Just as the sun is reaching the stormy peak of its 11-year activity cycle, the European Space Agency’s Ulysses spacecraft has begun its second pass over the sun’s poles. Six years ago, when Ulysses completed its first polar swoop, the sun was at the minimum of its cycle and relatively quiescent.
Back then, Ulysses’ measurements revealed that the solar wind—the stream of charged particles flowing out of the sun—was blowing at a rapid, steady rate of 750 kilometers per second at the poles. Today the solar wind at the same high latitudes is more chaotic and blustery.
Ulysses crossed the solar latitude of 70ºS on Sept. 8 and will spend the next 4 months flying over the sun’s south polar region. Then, after swinging back over the sun’s equator, the craft will begin passing over the sun’s northern polar area on Sept. 3, 2001. Ulysses is scheduled to complete its second and final trip around the sun in 2004.
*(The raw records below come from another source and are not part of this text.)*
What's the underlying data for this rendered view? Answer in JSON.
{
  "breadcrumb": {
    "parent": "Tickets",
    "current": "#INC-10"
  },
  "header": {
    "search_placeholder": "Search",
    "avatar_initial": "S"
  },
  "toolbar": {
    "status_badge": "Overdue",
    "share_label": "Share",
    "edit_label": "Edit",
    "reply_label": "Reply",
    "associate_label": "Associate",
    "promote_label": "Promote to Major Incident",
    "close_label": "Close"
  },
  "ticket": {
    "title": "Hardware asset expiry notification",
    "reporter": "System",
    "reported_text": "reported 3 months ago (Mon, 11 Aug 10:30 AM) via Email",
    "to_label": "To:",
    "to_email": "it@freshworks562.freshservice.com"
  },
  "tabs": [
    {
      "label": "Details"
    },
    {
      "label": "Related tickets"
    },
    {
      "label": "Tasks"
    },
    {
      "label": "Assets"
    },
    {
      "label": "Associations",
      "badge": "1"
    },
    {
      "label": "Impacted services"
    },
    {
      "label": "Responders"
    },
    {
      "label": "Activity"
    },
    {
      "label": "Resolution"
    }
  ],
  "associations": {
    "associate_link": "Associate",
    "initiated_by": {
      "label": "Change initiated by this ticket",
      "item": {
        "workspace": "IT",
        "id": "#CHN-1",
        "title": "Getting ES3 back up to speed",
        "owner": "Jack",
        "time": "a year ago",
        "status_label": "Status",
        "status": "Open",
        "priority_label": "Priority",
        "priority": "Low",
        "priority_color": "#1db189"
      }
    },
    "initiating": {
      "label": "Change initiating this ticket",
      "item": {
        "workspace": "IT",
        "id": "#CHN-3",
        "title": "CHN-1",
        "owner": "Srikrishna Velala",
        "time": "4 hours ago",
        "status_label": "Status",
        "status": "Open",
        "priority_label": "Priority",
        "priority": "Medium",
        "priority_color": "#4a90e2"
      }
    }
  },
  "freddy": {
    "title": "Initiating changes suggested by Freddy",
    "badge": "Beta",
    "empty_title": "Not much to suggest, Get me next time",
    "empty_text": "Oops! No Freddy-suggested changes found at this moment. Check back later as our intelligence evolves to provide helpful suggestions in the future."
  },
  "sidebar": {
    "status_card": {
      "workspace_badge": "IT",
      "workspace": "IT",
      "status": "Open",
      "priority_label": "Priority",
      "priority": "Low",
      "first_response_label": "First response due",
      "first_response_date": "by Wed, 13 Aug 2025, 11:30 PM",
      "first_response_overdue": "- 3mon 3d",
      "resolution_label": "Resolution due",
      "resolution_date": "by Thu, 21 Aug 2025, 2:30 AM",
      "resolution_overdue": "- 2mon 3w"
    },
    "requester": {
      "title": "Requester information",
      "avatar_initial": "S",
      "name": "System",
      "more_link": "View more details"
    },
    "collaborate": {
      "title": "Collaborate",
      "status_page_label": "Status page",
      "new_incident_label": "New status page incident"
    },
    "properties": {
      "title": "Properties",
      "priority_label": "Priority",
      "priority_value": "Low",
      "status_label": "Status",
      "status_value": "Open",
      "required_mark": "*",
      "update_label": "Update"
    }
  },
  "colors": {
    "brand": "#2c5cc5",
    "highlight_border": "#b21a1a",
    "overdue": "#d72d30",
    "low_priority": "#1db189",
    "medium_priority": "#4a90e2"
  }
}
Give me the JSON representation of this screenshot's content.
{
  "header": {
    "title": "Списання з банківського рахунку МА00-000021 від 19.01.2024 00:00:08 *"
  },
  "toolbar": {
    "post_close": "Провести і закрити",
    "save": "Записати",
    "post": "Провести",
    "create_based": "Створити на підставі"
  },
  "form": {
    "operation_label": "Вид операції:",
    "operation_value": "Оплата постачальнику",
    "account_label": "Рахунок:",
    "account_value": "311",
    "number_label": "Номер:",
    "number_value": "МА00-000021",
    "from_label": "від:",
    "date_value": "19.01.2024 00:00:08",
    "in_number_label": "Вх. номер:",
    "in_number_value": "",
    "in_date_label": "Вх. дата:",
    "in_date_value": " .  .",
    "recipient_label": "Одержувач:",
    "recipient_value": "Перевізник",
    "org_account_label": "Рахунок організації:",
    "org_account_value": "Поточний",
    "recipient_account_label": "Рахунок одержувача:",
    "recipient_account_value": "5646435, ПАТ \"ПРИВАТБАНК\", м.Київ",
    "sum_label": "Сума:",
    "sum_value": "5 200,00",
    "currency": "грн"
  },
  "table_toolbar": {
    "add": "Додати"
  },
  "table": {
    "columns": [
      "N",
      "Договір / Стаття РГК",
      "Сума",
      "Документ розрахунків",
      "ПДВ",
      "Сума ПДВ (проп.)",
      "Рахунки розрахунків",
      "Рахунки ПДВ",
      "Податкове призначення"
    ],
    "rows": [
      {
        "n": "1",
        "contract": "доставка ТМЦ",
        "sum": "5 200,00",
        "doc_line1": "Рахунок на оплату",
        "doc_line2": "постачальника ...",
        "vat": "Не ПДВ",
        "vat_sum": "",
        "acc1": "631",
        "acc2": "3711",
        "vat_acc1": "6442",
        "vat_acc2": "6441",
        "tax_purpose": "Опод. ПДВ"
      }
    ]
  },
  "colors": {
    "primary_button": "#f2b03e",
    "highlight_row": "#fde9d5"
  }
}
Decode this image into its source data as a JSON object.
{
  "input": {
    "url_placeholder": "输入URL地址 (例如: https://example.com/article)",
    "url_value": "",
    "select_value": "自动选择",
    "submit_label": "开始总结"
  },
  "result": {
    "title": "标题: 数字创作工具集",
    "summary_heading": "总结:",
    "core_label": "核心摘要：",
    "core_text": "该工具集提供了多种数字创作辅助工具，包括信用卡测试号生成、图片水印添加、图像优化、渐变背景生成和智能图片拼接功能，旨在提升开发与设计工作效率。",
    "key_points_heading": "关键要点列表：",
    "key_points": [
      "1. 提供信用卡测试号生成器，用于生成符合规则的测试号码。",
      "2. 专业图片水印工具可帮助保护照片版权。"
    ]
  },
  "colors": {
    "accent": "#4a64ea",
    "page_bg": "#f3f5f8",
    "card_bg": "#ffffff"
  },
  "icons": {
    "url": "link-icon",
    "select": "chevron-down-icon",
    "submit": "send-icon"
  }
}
“By the time the mission comes to an end, Ulysses will have gathered the only set of observations above the solar poles covering more than a complete 11-year solar cycle,” says Ulysses scientist André Balogh of the Imperial College of Science, Technology, and Medicine in London.